## Task instructions
Some lines of these records may hold the word "index"; state how many, using only the number.

## Data under study
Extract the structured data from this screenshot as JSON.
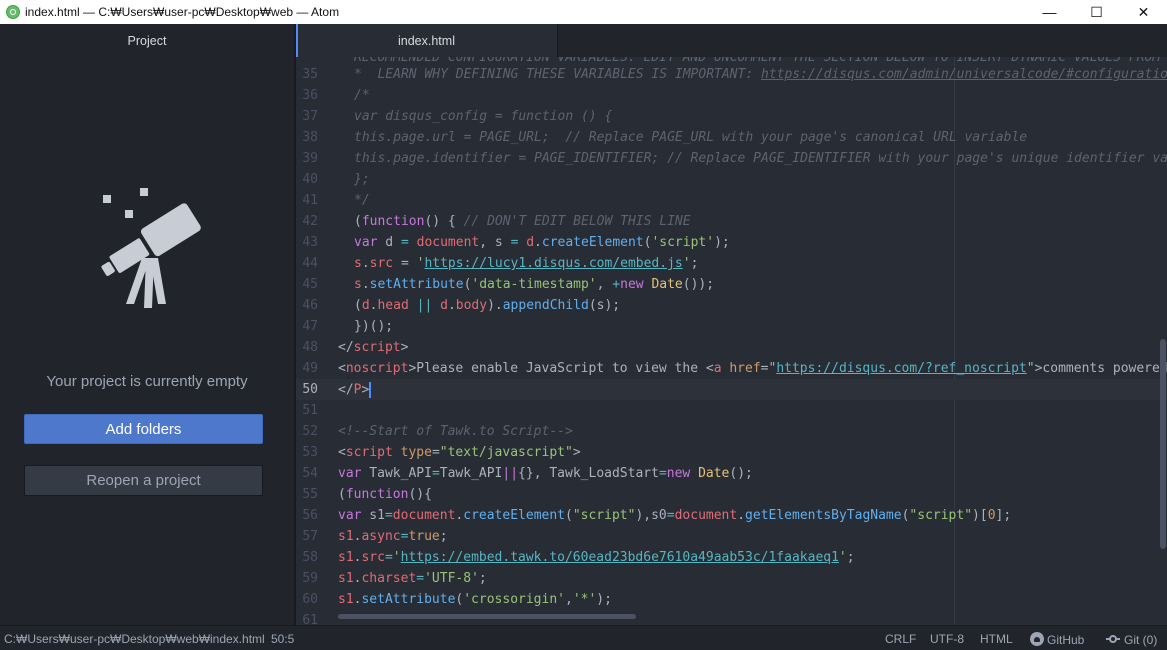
{
  "window": {
    "title": "index.html — C:₩Users₩user-pc₩Desktop₩web — Atom",
    "controls": {
      "minimize": "—",
      "maximize": "☐",
      "close": "✕"
    }
  },
  "sidebar": {
    "tab_label": "Project",
    "illustration_icon": "telescope-icon",
    "empty_message": "Your project is currently empty",
    "add_folders_label": "Add folders",
    "reopen_label": "Reopen a project"
  },
  "tabs": [
    {
      "label": "index.html",
      "active": true
    }
  ],
  "editor": {
    "first_partial_line": "RECOMMENDED CONFIGURATION VARIABLES: EDIT AND UNCOMMENT THE SECTION BELOW TO INSERT DYNAMIC VALUES FROM",
    "line_numbers": [
      "35",
      "36",
      "37",
      "38",
      "39",
      "40",
      "41",
      "42",
      "43",
      "44",
      "45",
      "46",
      "47",
      "48",
      "49",
      "50",
      "51",
      "52",
      "53",
      "54",
      "55",
      "56",
      "57",
      "58",
      "59",
      "60",
      "61"
    ],
    "cursor_line": "50",
    "lines": {
      "l35": {
        "c": "*  LEARN WHY DEFINING THESE VARIABLES IS IMPORTANT: ",
        "url": "https://disqus.com/admin/universalcode/#configuration"
      },
      "l36": "/*",
      "l37": "var disqus_config = function () {",
      "l38": "this.page.url = PAGE_URL;  // Replace PAGE_URL with your page's canonical URL variable",
      "l39": "this.page.identifier = PAGE_IDENTIFIER; // Replace PAGE_IDENTIFIER with your page's unique identifier variable",
      "l40": "};",
      "l41": "*/",
      "l42": {
        "a": "(",
        "kw": "function",
        "b": "() { ",
        "com": "// DON'T EDIT BELOW THIS LINE"
      },
      "l43": {
        "kw": "var",
        "d": " d ",
        "eq": "=",
        "doc": " document",
        "b": ", s ",
        "eq2": "=",
        "d2": " d",
        "dot": ".",
        "fn": "createElement",
        "p1": "(",
        "str": "'script'",
        "p2": ");"
      },
      "l44": {
        "s": "s",
        "dot": ".",
        "prop": "src",
        "eq": " = ",
        "q1": "'",
        "url": "https://lucy1.disqus.com/embed.js",
        "q2": "'",
        "end": ";"
      },
      "l45": {
        "s": "s",
        "dot": ".",
        "fn": "setAttribute",
        "p1": "(",
        "str": "'data-timestamp'",
        "b": ", ",
        "plus": "+",
        "kw": "new",
        "sp": " ",
        "cls": "Date",
        "p2": "());"
      },
      "l46": {
        "p1": "(",
        "d": "d",
        "dot": ".",
        "head": "head",
        "or": " || ",
        "d2": "d",
        "dot2": ".",
        "body": "body",
        "p2": ").",
        "fn": "appendChild",
        "p3": "(s);"
      },
      "l47": "})();",
      "l48": {
        "open": "</",
        "tag": "script",
        "close": ">"
      },
      "l49": {
        "open": "<",
        "tag": "noscript",
        "t1": ">Please enable JavaScript to view the <",
        "a": "a",
        "sp": " ",
        "attr": "href",
        "eq": "=\"",
        "url": "https://disqus.com/?ref_noscript",
        "q": "\"",
        "t2": ">comments powered by"
      },
      "l50": {
        "open": "</",
        "tag": "P",
        "close": ">"
      },
      "l51": "",
      "l52": "<!--Start of Tawk.to Script-->",
      "l53": {
        "open": "<",
        "tag": "script",
        "sp": " ",
        "attr": "type",
        "eq": "=",
        "str": "\"text/javascript\"",
        "close": ">"
      },
      "l54": {
        "kw": "var",
        "a": " Tawk_API",
        "eq": "=",
        "b": "Tawk_API",
        "or": "||",
        "c": "{}, Tawk_LoadStart",
        "eq2": "=",
        "kw2": "new",
        "sp": " ",
        "cls": "Date",
        "end": "();"
      },
      "l55": {
        "a": "(",
        "kw": "function",
        "b": "(){"
      },
      "l56": {
        "kw": "var",
        "v": " s1",
        "eq": "=",
        "doc": "document",
        "dot": ".",
        "fn": "createElement",
        "p1": "(",
        "str": "\"script\"",
        "c": "),s0",
        "eq2": "=",
        "doc2": "document",
        "dot2": ".",
        "fn2": "getElementsByTagName",
        "p2": "(",
        "str2": "\"script\"",
        "p3": ")[",
        "num": "0",
        "end": "];"
      },
      "l57": {
        "v": "s1",
        "dot": ".",
        "prop": "async",
        "eq": "=",
        "val": "true",
        "end": ";"
      },
      "l58": {
        "v": "s1",
        "dot": ".",
        "prop": "src",
        "eq": "=",
        "q1": "'",
        "url": "https://embed.tawk.to/60ead23bd6e7610a49aab53c/1faakaeq1",
        "q2": "'",
        "end": ";"
      },
      "l59": {
        "v": "s1",
        "dot": ".",
        "prop": "charset",
        "eq": "=",
        "str": "'UTF-8'",
        "end": ";"
      },
      "l60": {
        "v": "s1",
        "dot": ".",
        "fn": "setAttribute",
        "p1": "(",
        "str": "'crossorigin'",
        "c": ",",
        "str2": "'*'",
        "end": ");"
      }
    }
  },
  "statusbar": {
    "path": "C:₩Users₩user-pc₩Desktop₩web₩index.html",
    "cursor": "50:5",
    "line_ending": "CRLF",
    "encoding": "UTF-8",
    "grammar": "HTML",
    "github_label": "GitHub",
    "git_label": "Git (0)"
  }
}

## Response box
3